Cap-and-Trade Grant Funds LA Terminal Improvements
Pasha Stevedoring and Terminals and the Port of Los Angeles have announced plans for a low-emissions port facility which they suggest will be the "world’s first marine terminal able to generate all of its energy needs from renewable sources"
“This is a Wright Brothers moment,” said Jeffrey Burgin, Senior Vice President of Pasha. “We’re going to be the proving ground to change the paradigm of how large industrial facilities can run on clean energy. We’re confident we can show this is absolutely attainable.”
The 40-acre terminal in Los Angeles is used for break bulk and project cargo, and the new initiative will outfit it with electric-powered cargo handling equipment, including four yard tractors, two 21-ton forklifts, two drayage trucks and a top handler, plus charging equipment. A 1-megawatt rooftop solar power and battery storage system will be installed for site-generated electrical power. The site will also deploy the ShoreCat system for capturing exhaust pollutants while ships are berthed – an alternative to shore power approved by the California Air Resources Board (CARB).
Pasha and the Port of Los Angeles say that these upgrades will cut more than 3,000 tons of CO2 emissions and 30 tons of other pollutants from the terminal's operations – the equivalent of removing 14,000 cars from the road.
Implementation will be funded by $11 million from Pasha and $14 million from CARB's California Climate Investments grant program, which reinvests proceeds from California's greenhouse gas cap-and-trade auction system.
Work on the solar power system is expected to begin in June.
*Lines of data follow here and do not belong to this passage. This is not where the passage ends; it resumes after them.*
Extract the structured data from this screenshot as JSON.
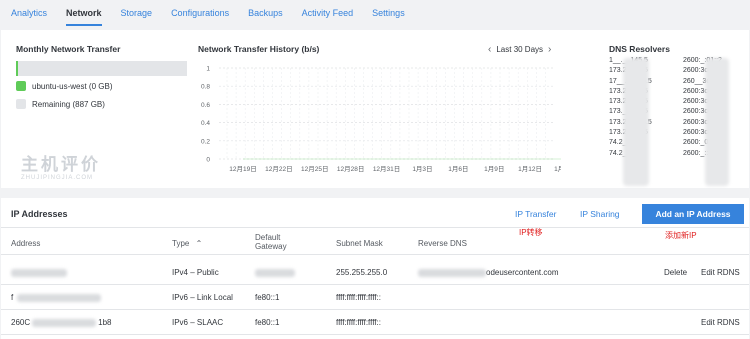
{
  "tabs": [
    {
      "label": "Analytics",
      "active": false
    },
    {
      "label": "Network",
      "active": true
    },
    {
      "label": "Storage",
      "active": false
    },
    {
      "label": "Configurations",
      "active": false
    },
    {
      "label": "Backups",
      "active": false
    },
    {
      "label": "Activity Feed",
      "active": false
    },
    {
      "label": "Settings",
      "active": false
    }
  ],
  "transfer": {
    "title": "Monthly Network Transfer",
    "used_fraction": 0.005,
    "used_label": "ubuntu-us-west (0 GB)",
    "remaining_label": "Remaining (887 GB)",
    "used_color": "#5fcb58",
    "remaining_color": "#e3e5e8"
  },
  "watermark": {
    "main": "主机评价",
    "sub": "ZHUJIPINGJIA.COM"
  },
  "history": {
    "title": "Network Transfer History (b/s)",
    "range_label": "Last 30 Days",
    "prev_icon": "chevron-left-icon",
    "next_icon": "chevron-right-icon"
  },
  "chart_data": {
    "type": "line",
    "title": "Network Transfer History (b/s)",
    "x": [
      "12月19日",
      "12月22日",
      "12月25日",
      "12月28日",
      "12月31日",
      "1月3日",
      "1月6日",
      "1月9日",
      "1月12日",
      "1月15日"
    ],
    "y_ticks": [
      "0",
      "0.2",
      "0.4",
      "0.6",
      "0.8",
      "1"
    ],
    "ylim": [
      0,
      1
    ],
    "grid": true,
    "series": [
      {
        "values": [
          0,
          0,
          0,
          0,
          0,
          0,
          0,
          0,
          0,
          0
        ]
      }
    ]
  },
  "dns": {
    "title": "DNS Resolvers",
    "col1": [
      "1__.__145.5",
      "173.2_147.5",
      "17__.__155.5",
      "173.2_212.5",
      "173.2_219.5",
      "173.__241.5",
      "173.25_243.5",
      "173.2_244.5",
      "74.2_41.5",
      "74.2_242.5"
    ],
    "col2": [
      "2600:_:01::2",
      "2600:3c01::9",
      "260__3c01::5",
      "2600:3c01::7",
      "2600:3c01::3",
      "2600:3c01::8",
      "2600:3c01::6",
      "2600:3c01::b",
      "2600:_01::c",
      "2600:_:::6"
    ]
  },
  "ip": {
    "title": "IP Addresses",
    "ip_transfer": "IP Transfer",
    "ip_sharing": "IP Sharing",
    "add_button": "Add an IP Address",
    "annot_transfer": "IP转移",
    "annot_add": "添加新IP",
    "headers": {
      "address": "Address",
      "type": "Type",
      "gateway_line1": "Default",
      "gateway_line2": "Gateway",
      "subnet": "Subnet Mask",
      "rdns": "Reverse DNS"
    },
    "sort_icon": "chevron-up-icon",
    "rows": [
      {
        "address": "",
        "type": "IPv4 – Public",
        "gateway": "",
        "subnet": "255.255.255.0",
        "rdns": "odeusercontent.com",
        "delete": "Delete",
        "edit": "Edit RDNS"
      },
      {
        "address": "f",
        "type": "IPv6 – Link Local",
        "gateway": "fe80::1",
        "subnet": "ffff:ffff:ffff:ffff::",
        "rdns": "",
        "delete": "",
        "edit": ""
      },
      {
        "address": "260C",
        "address_tail": "1b8",
        "type": "IPv6 – SLAAC",
        "gateway": "fe80::1",
        "subnet": "ffff:ffff:ffff:ffff::",
        "rdns": "",
        "delete": "",
        "edit": "Edit RDNS"
      }
    ]
  }
}
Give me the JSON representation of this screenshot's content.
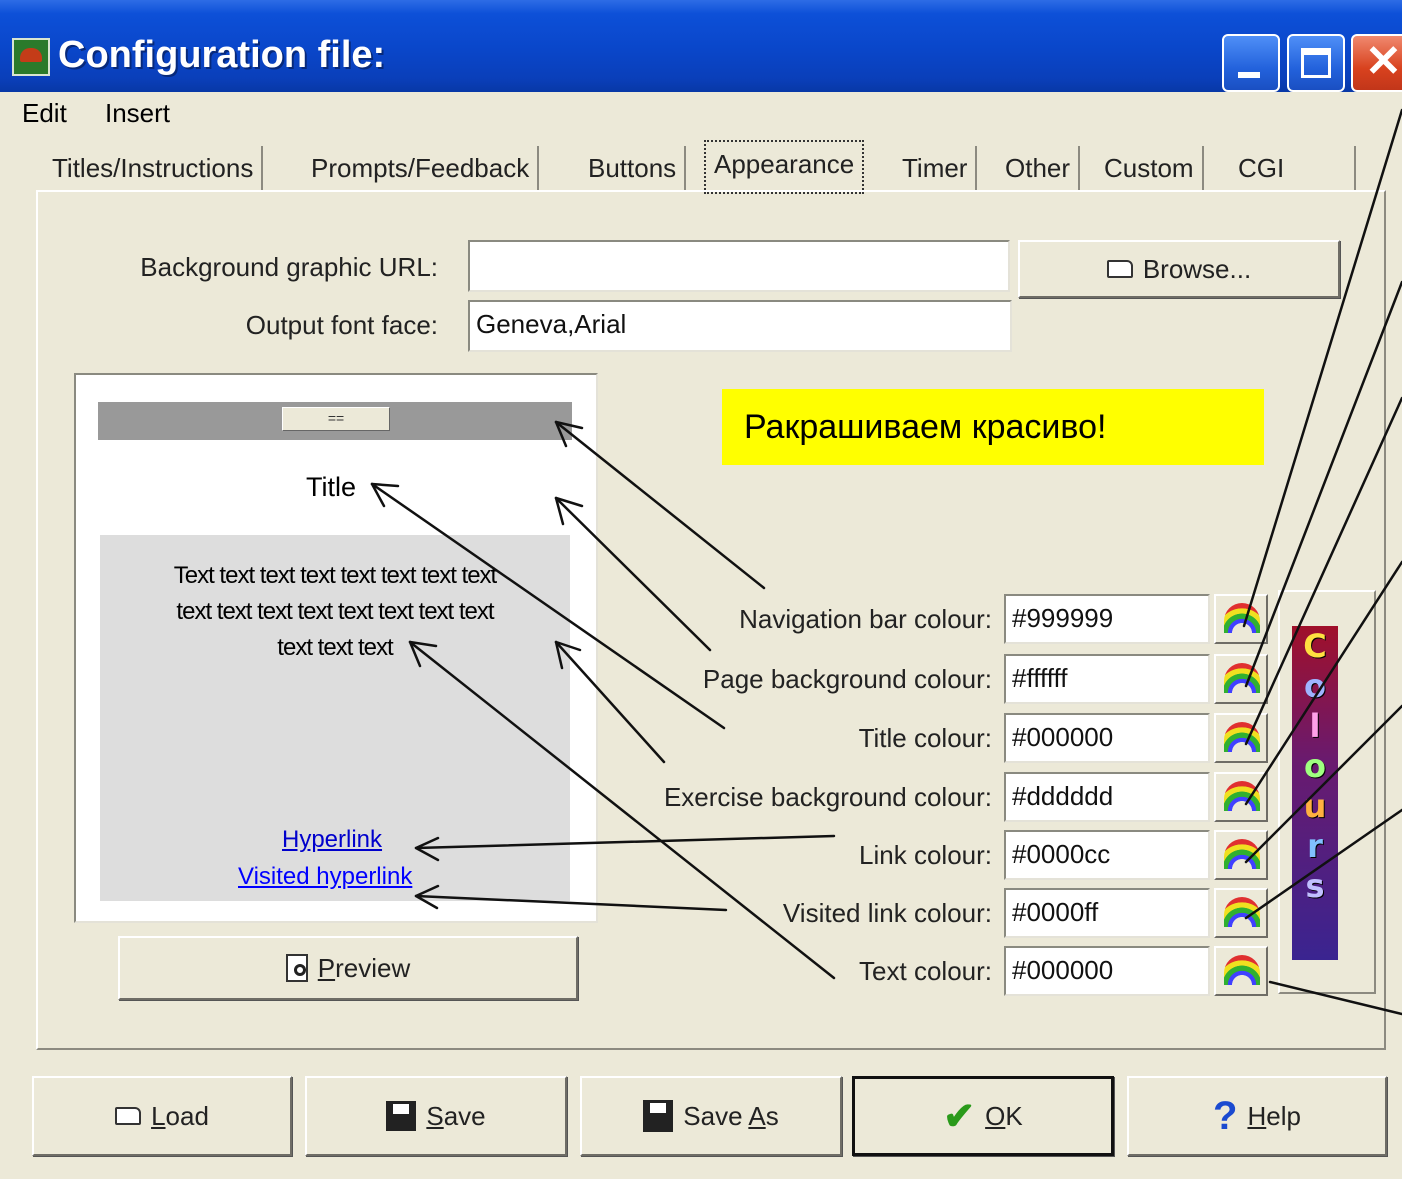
{
  "window": {
    "title": "Configuration file:",
    "close_glyph": "✕"
  },
  "menu": [
    "Edit",
    "Insert"
  ],
  "tabs": [
    {
      "label": "Titles/Instructions"
    },
    {
      "label": "Prompts/Feedback"
    },
    {
      "label": "Buttons"
    },
    {
      "label": "Appearance",
      "active": true
    },
    {
      "label": "Timer"
    },
    {
      "label": "Other"
    },
    {
      "label": "Custom"
    },
    {
      "label": "CGI"
    }
  ],
  "appearance": {
    "background_graphic_label": "Background graphic URL:",
    "background_graphic_value": "",
    "browse_label": "Browse...",
    "font_face_label": "Output font face:",
    "font_face_value": "Geneva,Arial"
  },
  "preview": {
    "nav_button": "==",
    "title": "Title",
    "body_text": "Text text text text text text text text\ntext text text text text text text text\ntext text text",
    "hyperlink": "Hyperlink",
    "visited_hyperlink": "Visited hyperlink",
    "preview_button_prefix": "",
    "preview_button_mnemonic": "P",
    "preview_button_rest": "review"
  },
  "note": "Ракрашиваем  красиво!",
  "colours": [
    {
      "label": "Navigation bar colour:",
      "value": "#999999"
    },
    {
      "label": "Page background colour:",
      "value": "#ffffff"
    },
    {
      "label": "Title colour:",
      "value": "#000000"
    },
    {
      "label": "Exercise background colour:",
      "value": "#dddddd"
    },
    {
      "label": "Link colour:",
      "value": "#0000cc"
    },
    {
      "label": "Visited link colour:",
      "value": "#0000ff"
    },
    {
      "label": "Text colour:",
      "value": "#000000"
    }
  ],
  "colours_logo": [
    "C",
    "o",
    "l",
    "o",
    "u",
    "r",
    "s"
  ],
  "footer_buttons": [
    {
      "mnemonic": "L",
      "rest": "oad",
      "icon": "folder-icon"
    },
    {
      "mnemonic": "S",
      "rest": "ave",
      "icon": "floppy-icon"
    },
    {
      "prefix": "Save ",
      "mnemonic": "A",
      "rest": "s",
      "icon": "floppy-edit-icon"
    },
    {
      "mnemonic": "O",
      "rest": "K",
      "icon": "checkmark-icon"
    },
    {
      "mnemonic": "H",
      "rest": "elp",
      "icon": "question-icon"
    }
  ],
  "palette": {
    "titlebar": "#0a46c9",
    "face": "#ece9d8",
    "note_bg": "#ffff00",
    "link": "#0000cc",
    "visited": "#0000ff"
  }
}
“It is exciting to see a project with so many emerging zero or near-zero emission solutions for handling and moving freight,” said CARB Chair Mary D. Nichols. “These innovative clean technologies will help clean the air in port-adjacent and disadvantaged communities, and are at the heart of California’s comprehensive effort to meet regional air quality and statewide climate goals.”